What the task requires: Repeat the records below verbatim, and do not copy their pictures.

(Items from an interface collection)
________________________________________

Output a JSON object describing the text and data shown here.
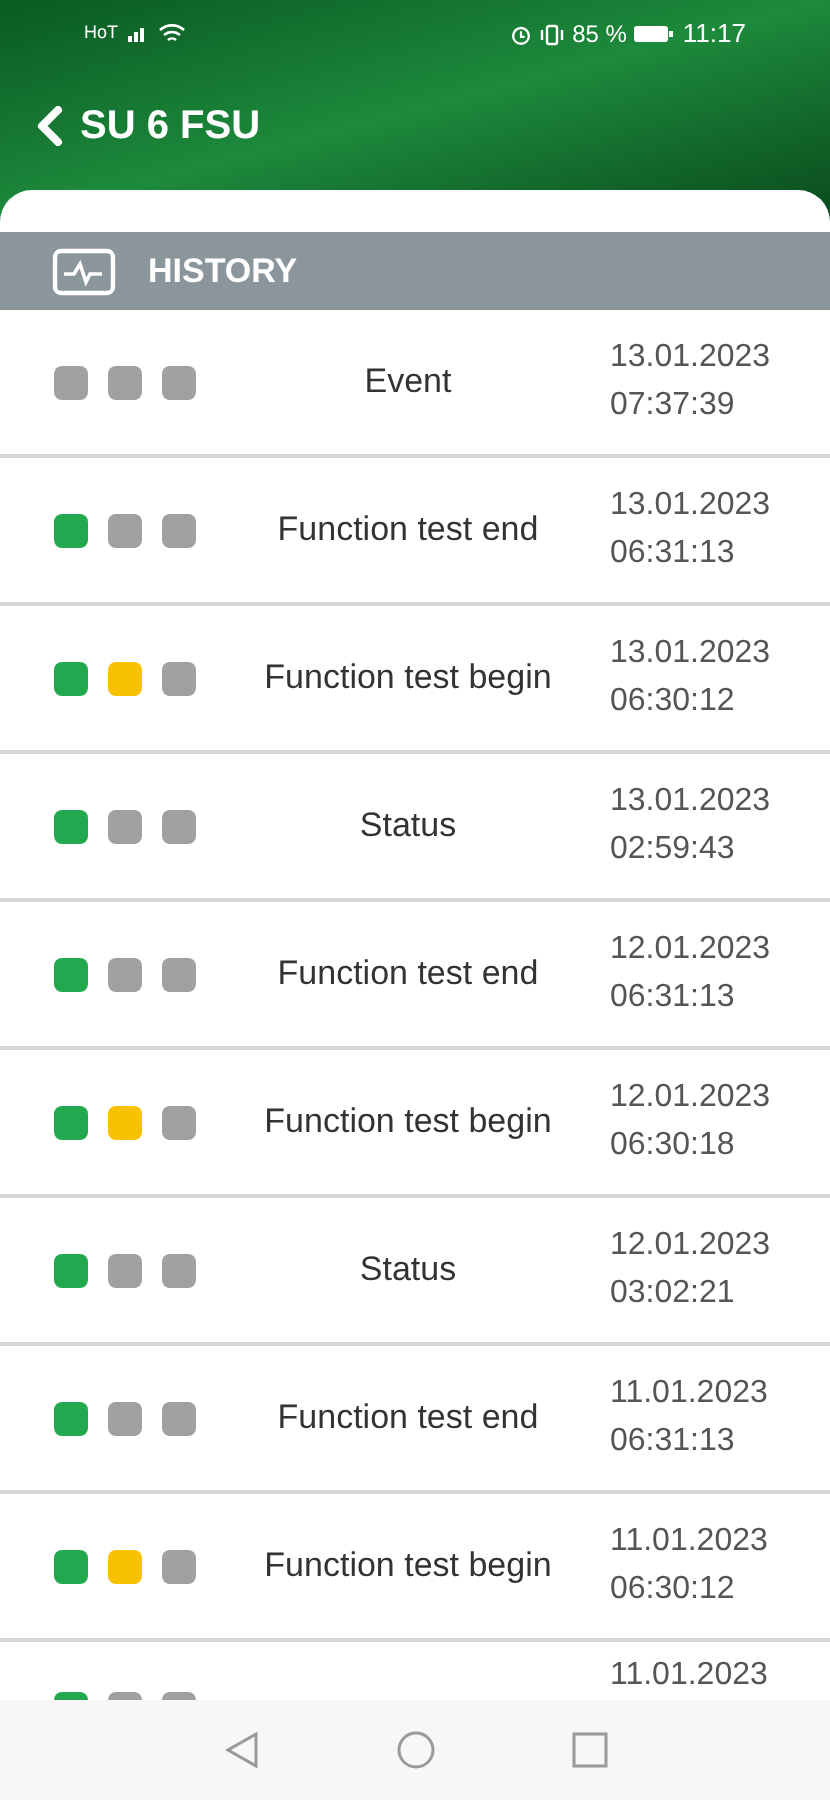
{
  "status_bar": {
    "carrier": "HoT",
    "battery": "85 %",
    "time": "11:17"
  },
  "header": {
    "title": "SU 6 FSU"
  },
  "section": {
    "title": "HISTORY"
  },
  "rows": [
    {
      "lights": [
        {
          "color": "#a0a0a0"
        },
        {
          "color": "#a0a0a0"
        },
        {
          "color": "#a0a0a0"
        }
      ],
      "label": "Event",
      "date": "13.01.2023",
      "time": "07:37:39"
    },
    {
      "lights": [
        {
          "color": "#22a94f"
        },
        {
          "color": "#a0a0a0"
        },
        {
          "color": "#a0a0a0"
        }
      ],
      "label": "Function test end",
      "date": "13.01.2023",
      "time": "06:31:13"
    },
    {
      "lights": [
        {
          "color": "#22a94f"
        },
        {
          "color": "#f9c200"
        },
        {
          "color": "#a0a0a0"
        }
      ],
      "label": "Function test begin",
      "date": "13.01.2023",
      "time": "06:30:12"
    },
    {
      "lights": [
        {
          "color": "#22a94f"
        },
        {
          "color": "#a0a0a0"
        },
        {
          "color": "#a0a0a0"
        }
      ],
      "label": "Status",
      "date": "13.01.2023",
      "time": "02:59:43"
    },
    {
      "lights": [
        {
          "color": "#22a94f"
        },
        {
          "color": "#a0a0a0"
        },
        {
          "color": "#a0a0a0"
        }
      ],
      "label": "Function test end",
      "date": "12.01.2023",
      "time": "06:31:13"
    },
    {
      "lights": [
        {
          "color": "#22a94f"
        },
        {
          "color": "#f9c200"
        },
        {
          "color": "#a0a0a0"
        }
      ],
      "label": "Function test begin",
      "date": "12.01.2023",
      "time": "06:30:18"
    },
    {
      "lights": [
        {
          "color": "#22a94f"
        },
        {
          "color": "#a0a0a0"
        },
        {
          "color": "#a0a0a0"
        }
      ],
      "label": "Status",
      "date": "12.01.2023",
      "time": "03:02:21"
    },
    {
      "lights": [
        {
          "color": "#22a94f"
        },
        {
          "color": "#a0a0a0"
        },
        {
          "color": "#a0a0a0"
        }
      ],
      "label": "Function test end",
      "date": "11.01.2023",
      "time": "06:31:13"
    },
    {
      "lights": [
        {
          "color": "#22a94f"
        },
        {
          "color": "#f9c200"
        },
        {
          "color": "#a0a0a0"
        }
      ],
      "label": "Function test begin",
      "date": "11.01.2023",
      "time": "06:30:12"
    },
    {
      "lights": [
        {
          "color": "#22a94f"
        },
        {
          "color": "#a0a0a0"
        },
        {
          "color": "#a0a0a0"
        }
      ],
      "date": "11.01.2023"
    }
  ]
}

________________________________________

Task answer:
Output a JSON object describing the text and data shown here.
{
  "status_bar": {
    "carrier": "HoT",
    "battery": "85 %",
    "time": "11:17"
  },
  "header": {
    "title": "SU 6 FSU"
  },
  "section": {
    "title": "HISTORY"
  },
  "rows": [
    {
      "lights": [
        {
          "color": "#a0a0a0"
        },
        {
          "color": "#a0a0a0"
        },
        {
          "color": "#a0a0a0"
        }
      ],
      "label": "Event",
      "date": "13.01.2023",
      "time": "07:37:39"
    },
    {
      "lights": [
        {
          "color": "#22a94f"
        },
        {
          "color": "#a0a0a0"
        },
        {
          "color": "#a0a0a0"
        }
      ],
      "label": "Function test end",
      "date": "13.01.2023",
      "time": "06:31:13"
    },
    {
      "lights": [
        {
          "color": "#22a94f"
        },
        {
          "color": "#f9c200"
        },
        {
          "color": "#a0a0a0"
        }
      ],
      "label": "Function test begin",
      "date": "13.01.2023",
      "time": "06:30:12"
    },
    {
      "lights": [
        {
          "color": "#22a94f"
        },
        {
          "color": "#a0a0a0"
        },
        {
          "color": "#a0a0a0"
        }
      ],
      "label": "Status",
      "date": "13.01.2023",
      "time": "02:59:43"
    },
    {
      "lights": [
        {
          "color": "#22a94f"
        },
        {
          "color": "#a0a0a0"
        },
        {
          "color": "#a0a0a0"
        }
      ],
      "label": "Function test end",
      "date": "12.01.2023",
      "time": "06:31:13"
    },
    {
      "lights": [
        {
          "color": "#22a94f"
        },
        {
          "color": "#f9c200"
        },
        {
          "color": "#a0a0a0"
        }
      ],
      "label": "Function test begin",
      "date": "12.01.2023",
      "time": "06:30:18"
    },
    {
      "lights": [
        {
          "color": "#22a94f"
        },
        {
          "color": "#a0a0a0"
        },
        {
          "color": "#a0a0a0"
        }
      ],
      "label": "Status",
      "date": "12.01.2023",
      "time": "03:02:21"
    },
    {
      "lights": [
        {
          "color": "#22a94f"
        },
        {
          "color": "#a0a0a0"
        },
        {
          "color": "#a0a0a0"
        }
      ],
      "label": "Function test end",
      "date": "11.01.2023",
      "time": "06:31:13"
    },
    {
      "lights": [
        {
          "color": "#22a94f"
        },
        {
          "color": "#f9c200"
        },
        {
          "color": "#a0a0a0"
        }
      ],
      "label": "Function test begin",
      "date": "11.01.2023",
      "time": "06:30:12"
    },
    {
      "lights": [
        {
          "color": "#22a94f"
        },
        {
          "color": "#a0a0a0"
        },
        {
          "color": "#a0a0a0"
        }
      ],
      "date": "11.01.2023"
    }
  ]
}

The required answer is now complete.